▸ INFORMATION GIVEN
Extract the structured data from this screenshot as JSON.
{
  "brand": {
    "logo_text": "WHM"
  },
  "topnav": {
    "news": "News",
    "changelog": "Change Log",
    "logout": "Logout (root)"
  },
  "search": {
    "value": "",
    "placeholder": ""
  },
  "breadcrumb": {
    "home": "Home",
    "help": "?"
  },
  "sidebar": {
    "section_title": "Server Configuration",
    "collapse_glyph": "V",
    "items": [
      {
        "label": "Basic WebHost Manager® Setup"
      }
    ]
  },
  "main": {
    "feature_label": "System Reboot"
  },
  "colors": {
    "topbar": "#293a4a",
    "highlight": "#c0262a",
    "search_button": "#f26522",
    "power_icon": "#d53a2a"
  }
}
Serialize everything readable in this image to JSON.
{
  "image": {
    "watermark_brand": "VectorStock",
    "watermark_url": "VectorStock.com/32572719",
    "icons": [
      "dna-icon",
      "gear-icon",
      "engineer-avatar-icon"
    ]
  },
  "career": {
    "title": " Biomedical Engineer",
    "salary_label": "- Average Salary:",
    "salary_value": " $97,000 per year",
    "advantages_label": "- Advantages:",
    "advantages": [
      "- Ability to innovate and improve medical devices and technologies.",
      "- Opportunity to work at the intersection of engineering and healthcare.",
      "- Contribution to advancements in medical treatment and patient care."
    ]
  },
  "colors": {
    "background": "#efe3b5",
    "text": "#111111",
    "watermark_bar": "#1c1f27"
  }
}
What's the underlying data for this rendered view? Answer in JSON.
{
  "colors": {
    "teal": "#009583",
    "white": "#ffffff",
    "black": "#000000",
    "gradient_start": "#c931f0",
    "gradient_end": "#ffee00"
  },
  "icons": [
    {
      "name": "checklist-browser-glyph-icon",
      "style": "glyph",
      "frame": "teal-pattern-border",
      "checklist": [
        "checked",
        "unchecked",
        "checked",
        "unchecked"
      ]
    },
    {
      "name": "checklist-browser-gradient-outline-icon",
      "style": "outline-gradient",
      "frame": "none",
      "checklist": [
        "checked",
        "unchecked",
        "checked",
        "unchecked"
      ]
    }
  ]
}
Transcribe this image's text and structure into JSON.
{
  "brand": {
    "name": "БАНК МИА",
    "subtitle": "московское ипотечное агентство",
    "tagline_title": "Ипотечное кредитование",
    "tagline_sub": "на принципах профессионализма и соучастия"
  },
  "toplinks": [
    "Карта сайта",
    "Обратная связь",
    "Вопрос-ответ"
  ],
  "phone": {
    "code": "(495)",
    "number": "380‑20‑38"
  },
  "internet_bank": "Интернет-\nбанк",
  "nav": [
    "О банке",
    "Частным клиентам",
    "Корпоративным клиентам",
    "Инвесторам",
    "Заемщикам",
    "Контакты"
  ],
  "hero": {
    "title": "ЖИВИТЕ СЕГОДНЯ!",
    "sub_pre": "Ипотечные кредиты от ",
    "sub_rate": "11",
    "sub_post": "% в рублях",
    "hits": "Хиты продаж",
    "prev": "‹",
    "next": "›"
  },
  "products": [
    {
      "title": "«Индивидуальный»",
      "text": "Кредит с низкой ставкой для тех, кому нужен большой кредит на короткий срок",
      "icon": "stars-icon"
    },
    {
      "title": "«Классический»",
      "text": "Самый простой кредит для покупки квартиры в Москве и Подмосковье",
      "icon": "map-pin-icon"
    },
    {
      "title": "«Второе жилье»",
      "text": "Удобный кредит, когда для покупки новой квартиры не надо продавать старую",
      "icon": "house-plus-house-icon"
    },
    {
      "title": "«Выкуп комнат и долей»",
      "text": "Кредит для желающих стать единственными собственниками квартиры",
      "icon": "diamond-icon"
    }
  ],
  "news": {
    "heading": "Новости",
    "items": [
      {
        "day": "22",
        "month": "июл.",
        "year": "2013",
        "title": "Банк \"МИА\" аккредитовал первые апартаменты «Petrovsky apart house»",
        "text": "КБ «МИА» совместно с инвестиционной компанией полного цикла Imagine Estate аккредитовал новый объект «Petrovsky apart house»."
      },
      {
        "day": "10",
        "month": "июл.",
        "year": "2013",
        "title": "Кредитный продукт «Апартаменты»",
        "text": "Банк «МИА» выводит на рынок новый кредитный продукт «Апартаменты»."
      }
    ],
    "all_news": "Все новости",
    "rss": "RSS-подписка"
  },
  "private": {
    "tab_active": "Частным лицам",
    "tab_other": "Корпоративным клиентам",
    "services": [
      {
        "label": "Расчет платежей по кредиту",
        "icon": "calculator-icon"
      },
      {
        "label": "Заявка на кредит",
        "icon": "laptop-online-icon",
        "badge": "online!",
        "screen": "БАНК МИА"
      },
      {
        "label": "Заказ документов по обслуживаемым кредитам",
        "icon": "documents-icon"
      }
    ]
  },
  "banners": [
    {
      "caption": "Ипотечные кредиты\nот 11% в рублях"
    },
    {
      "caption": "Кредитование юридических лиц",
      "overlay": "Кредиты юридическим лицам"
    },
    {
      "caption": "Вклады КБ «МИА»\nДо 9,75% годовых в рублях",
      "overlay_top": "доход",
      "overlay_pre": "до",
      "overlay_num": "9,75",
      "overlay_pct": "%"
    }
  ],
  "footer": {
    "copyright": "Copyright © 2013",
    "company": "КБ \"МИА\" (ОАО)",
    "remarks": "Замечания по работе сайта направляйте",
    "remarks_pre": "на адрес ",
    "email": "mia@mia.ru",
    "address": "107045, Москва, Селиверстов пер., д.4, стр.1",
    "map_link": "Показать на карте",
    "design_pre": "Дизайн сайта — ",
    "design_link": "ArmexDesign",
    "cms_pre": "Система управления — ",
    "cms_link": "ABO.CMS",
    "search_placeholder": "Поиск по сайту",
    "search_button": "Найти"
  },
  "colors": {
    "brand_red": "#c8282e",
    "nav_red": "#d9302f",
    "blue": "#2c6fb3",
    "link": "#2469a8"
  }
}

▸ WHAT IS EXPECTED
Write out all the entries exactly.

▸ TASK SOLUTION
Extract the structured data from this screenshot as JSON.
{
  "brand": {
    "logo_text": "WHM"
  },
  "topnav": {
    "news": "News",
    "changelog": "Change Log",
    "logout": "Logout (root)"
  },
  "search": {
    "value": "",
    "placeholder": ""
  },
  "breadcrumb": {
    "home": "Home",
    "help": "?"
  },
  "sidebar": {
    "section_title": "Server Configuration",
    "collapse_glyph": "V",
    "items": [
      {
        "label": "Basic WebHost Manager® Setup"
      }
    ]
  },
  "main": {
    "feature_label": "System Reboot"
  },
  "colors": {
    "topbar": "#293a4a",
    "highlight": "#c0262a",
    "search_button": "#f26522",
    "power_icon": "#d53a2a"
  }
}
Serialize everything readable in this image to JSON.
{
  "image": {
    "watermark_brand": "VectorStock",
    "watermark_url": "VectorStock.com/32572719",
    "icons": [
      "dna-icon",
      "gear-icon",
      "engineer-avatar-icon"
    ]
  },
  "career": {
    "title": " Biomedical Engineer",
    "salary_label": "- Average Salary:",
    "salary_value": " $97,000 per year",
    "advantages_label": "- Advantages:",
    "advantages": [
      "- Ability to innovate and improve medical devices and technologies.",
      "- Opportunity to work at the intersection of engineering and healthcare.",
      "- Contribution to advancements in medical treatment and patient care."
    ]
  },
  "colors": {
    "background": "#efe3b5",
    "text": "#111111",
    "watermark_bar": "#1c1f27"
  }
}
What's the underlying data for this rendered view? Answer in JSON.
{
  "colors": {
    "teal": "#009583",
    "white": "#ffffff",
    "black": "#000000",
    "gradient_start": "#c931f0",
    "gradient_end": "#ffee00"
  },
  "icons": [
    {
      "name": "checklist-browser-glyph-icon",
      "style": "glyph",
      "frame": "teal-pattern-border",
      "checklist": [
        "checked",
        "unchecked",
        "checked",
        "unchecked"
      ]
    },
    {
      "name": "checklist-browser-gradient-outline-icon",
      "style": "outline-gradient",
      "frame": "none",
      "checklist": [
        "checked",
        "unchecked",
        "checked",
        "unchecked"
      ]
    }
  ]
}
Transcribe this image's text and structure into JSON.
{
  "brand": {
    "name": "БАНК МИА",
    "subtitle": "московское ипотечное агентство",
    "tagline_title": "Ипотечное кредитование",
    "tagline_sub": "на принципах профессионализма и соучастия"
  },
  "toplinks": [
    "Карта сайта",
    "Обратная связь",
    "Вопрос-ответ"
  ],
  "phone": {
    "code": "(495)",
    "number": "380‑20‑38"
  },
  "internet_bank": "Интернет-\nбанк",
  "nav": [
    "О банке",
    "Частным клиентам",
    "Корпоративным клиентам",
    "Инвесторам",
    "Заемщикам",
    "Контакты"
  ],
  "hero": {
    "title": "ЖИВИТЕ СЕГОДНЯ!",
    "sub_pre": "Ипотечные кредиты от ",
    "sub_rate": "11",
    "sub_post": "% в рублях",
    "hits": "Хиты продаж",
    "prev": "‹",
    "next": "›"
  },
  "products": [
    {
      "title": "«Индивидуальный»",
      "text": "Кредит с низкой ставкой для тех, кому нужен большой кредит на короткий срок",
      "icon": "stars-icon"
    },
    {
      "title": "«Классический»",
      "text": "Самый простой кредит для покупки квартиры в Москве и Подмосковье",
      "icon": "map-pin-icon"
    },
    {
      "title": "«Второе жилье»",
      "text": "Удобный кредит, когда для покупки новой квартиры не надо продавать старую",
      "icon": "house-plus-house-icon"
    },
    {
      "title": "«Выкуп комнат и долей»",
      "text": "Кредит для желающих стать единственными собственниками квартиры",
      "icon": "diamond-icon"
    }
  ],
  "news": {
    "heading": "Новости",
    "items": [
      {
        "day": "22",
        "month": "июл.",
        "year": "2013",
        "title": "Банк \"МИА\" аккредитовал первые апартаменты «Petrovsky apart house»",
        "text": "КБ «МИА» совместно с инвестиционной компанией полного цикла Imagine Estate аккредитовал новый объект «Petrovsky apart house»."
      },
      {
        "day": "10",
        "month": "июл.",
        "year": "2013",
        "title": "Кредитный продукт «Апартаменты»",
        "text": "Банк «МИА» выводит на рынок новый кредитный продукт «Апартаменты»."
      }
    ],
    "all_news": "Все новости",
    "rss": "RSS-подписка"
  },
  "private": {
    "tab_active": "Частным лицам",
    "tab_other": "Корпоративным клиентам",
    "services": [
      {
        "label": "Расчет платежей по кредиту",
        "icon": "calculator-icon"
      },
      {
        "label": "Заявка на кредит",
        "icon": "laptop-online-icon",
        "badge": "online!",
        "screen": "БАНК МИА"
      },
      {
        "label": "Заказ документов по обслуживаемым кредитам",
        "icon": "documents-icon"
      }
    ]
  },
  "banners": [
    {
      "caption": "Ипотечные кредиты\nот 11% в рублях"
    },
    {
      "caption": "Кредитование юридических лиц",
      "overlay": "Кредиты юридическим лицам"
    },
    {
      "caption": "Вклады КБ «МИА»\nДо 9,75% годовых в рублях",
      "overlay_top": "доход",
      "overlay_pre": "до",
      "overlay_num": "9,75",
      "overlay_pct": "%"
    }
  ],
  "footer": {
    "copyright": "Copyright © 2013",
    "company": "КБ \"МИА\" (ОАО)",
    "remarks": "Замечания по работе сайта направляйте",
    "remarks_pre": "на адрес ",
    "email": "mia@mia.ru",
    "address": "107045, Москва, Селиверстов пер., д.4, стр.1",
    "map_link": "Показать на карте",
    "design_pre": "Дизайн сайта — ",
    "design_link": "ArmexDesign",
    "cms_pre": "Система управления — ",
    "cms_link": "ABO.CMS",
    "search_placeholder": "Поиск по сайту",
    "search_button": "Найти"
  },
  "colors": {
    "brand_red": "#c8282e",
    "nav_red": "#d9302f",
    "blue": "#2c6fb3",
    "link": "#2469a8"
  }
}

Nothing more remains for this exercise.